Coping on your own
An elderly narcissist is unlikely to change their behavior. Psychologists agree that NPD is notoriously difficult to treat, even in young, physically healthy people.
Thomas admits that caring for a narcissist isn’t easy and is likely to, “challenge one to the core of their being,” and offers some strategies to help caregivers cope with narcissistic family members:
Do as much as you can to maintain a social life of some sort.
Seek professional help from a counselor or psychologist.
Set personal limits on how much abuse you are willing to take, and stick to them.
It’s also important to remember that a relationship with a narcissist is, effectively, a one-way street. Narcissists are so caught up in themselves that they have a limited ability to love other people.
Truly accepting this reality will help a caregiver to acknowledge their role as a protector and provider for someone who lacks the ability to reciprocate with feelings of love, appreciation, or even tolerance.
Resnick and Thomas both urge caregivers to take responsibility for choosing their personal emotional state.
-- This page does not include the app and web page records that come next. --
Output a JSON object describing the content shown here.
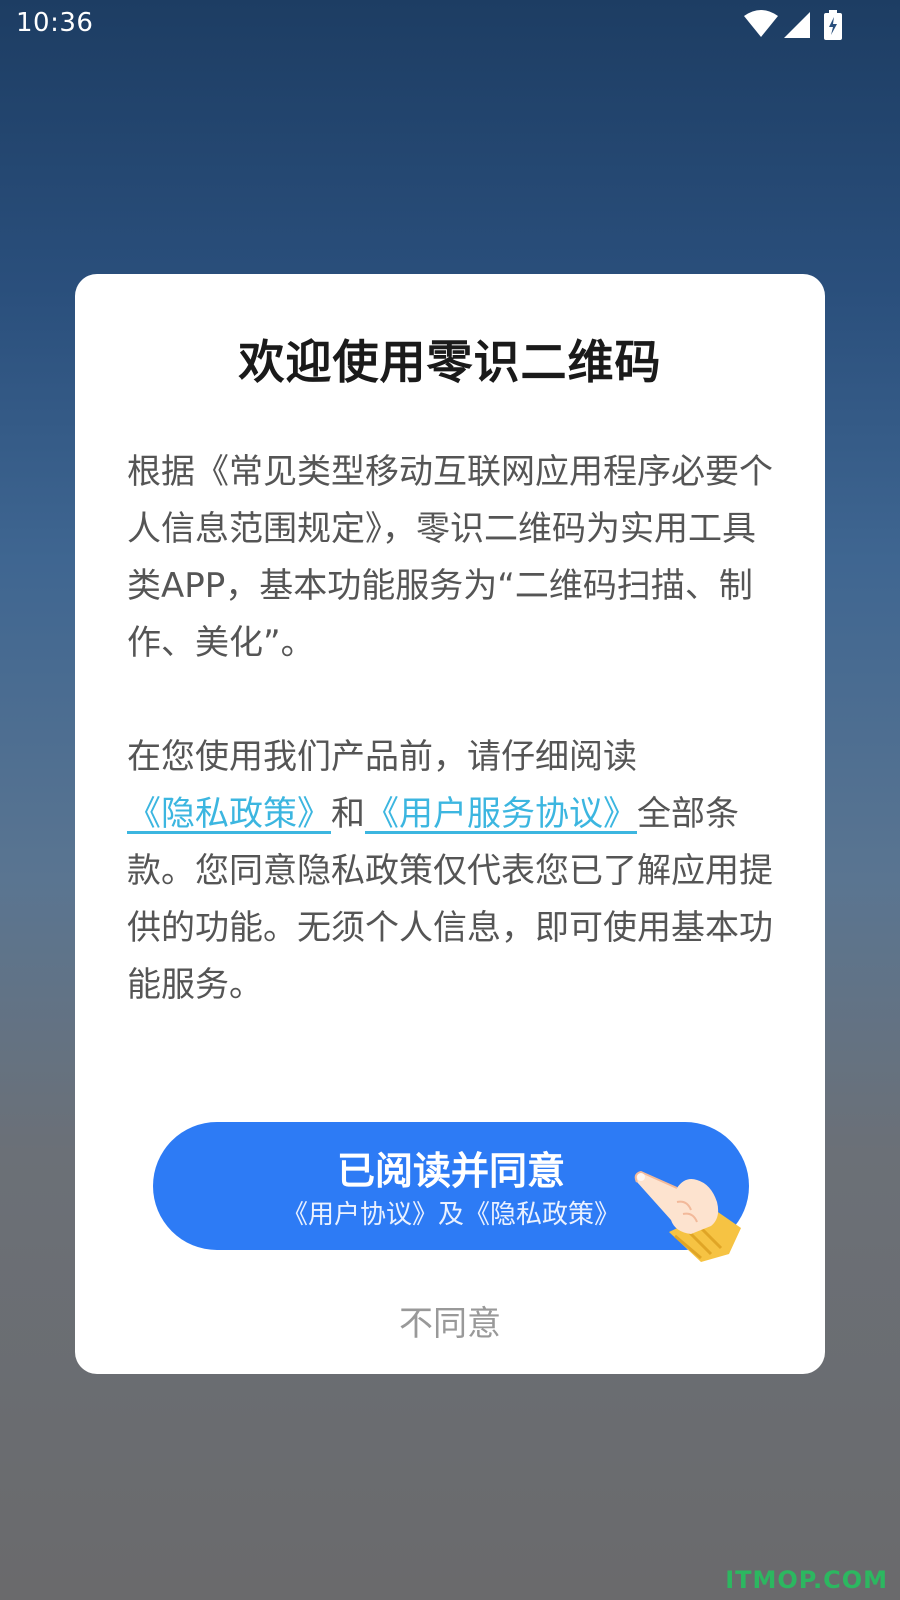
{
  "status_bar": {
    "time": "10:36",
    "icons": [
      "wifi-icon",
      "signal-icon",
      "battery-charging-icon"
    ]
  },
  "dialog": {
    "title": "欢迎使用零识二维码",
    "paragraph1": "根据《常见类型移动互联网应用程序必要个人信息范围规定》，零识二维码为实用工具类APP，基本功能服务为“二维码扫描、制作、美化”。",
    "paragraph2_before": "在您使用我们产品前，请仔细阅读",
    "privacy_link": "《隐私政策》",
    "connector": "和",
    "user_agreement_link": "《用户服务协议》",
    "paragraph2_after": "全部条款。您同意隐私政策仅代表您已了解应用提供的功能。无须个人信息，即可使用基本功能服务。",
    "agree_button": {
      "title": "已阅读并同意",
      "subtitle": "《用户协议》及《隐私政策》"
    },
    "disagree_label": "不同意"
  },
  "watermark": "ITMOP.COM",
  "colors": {
    "link": "#3cb6e0",
    "primary_button": "#2d7bf5",
    "title_text": "#1a1a1a",
    "body_text": "#555555",
    "muted_text": "#999999"
  }
}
You can’t control the narcissist—you can only control yourself.
Thomas’ final piece of advice may be difficult for the caregiver, hunched in their foxhole, anxiously awaiting another barrage of narcissistic friendly fire, to accept. “Life never promised to be easy,” she says, “In fact, we tend to grow the most around the difficult situations life throws at us—including the compassionate, gentle care of a narcissistic, aging parent.”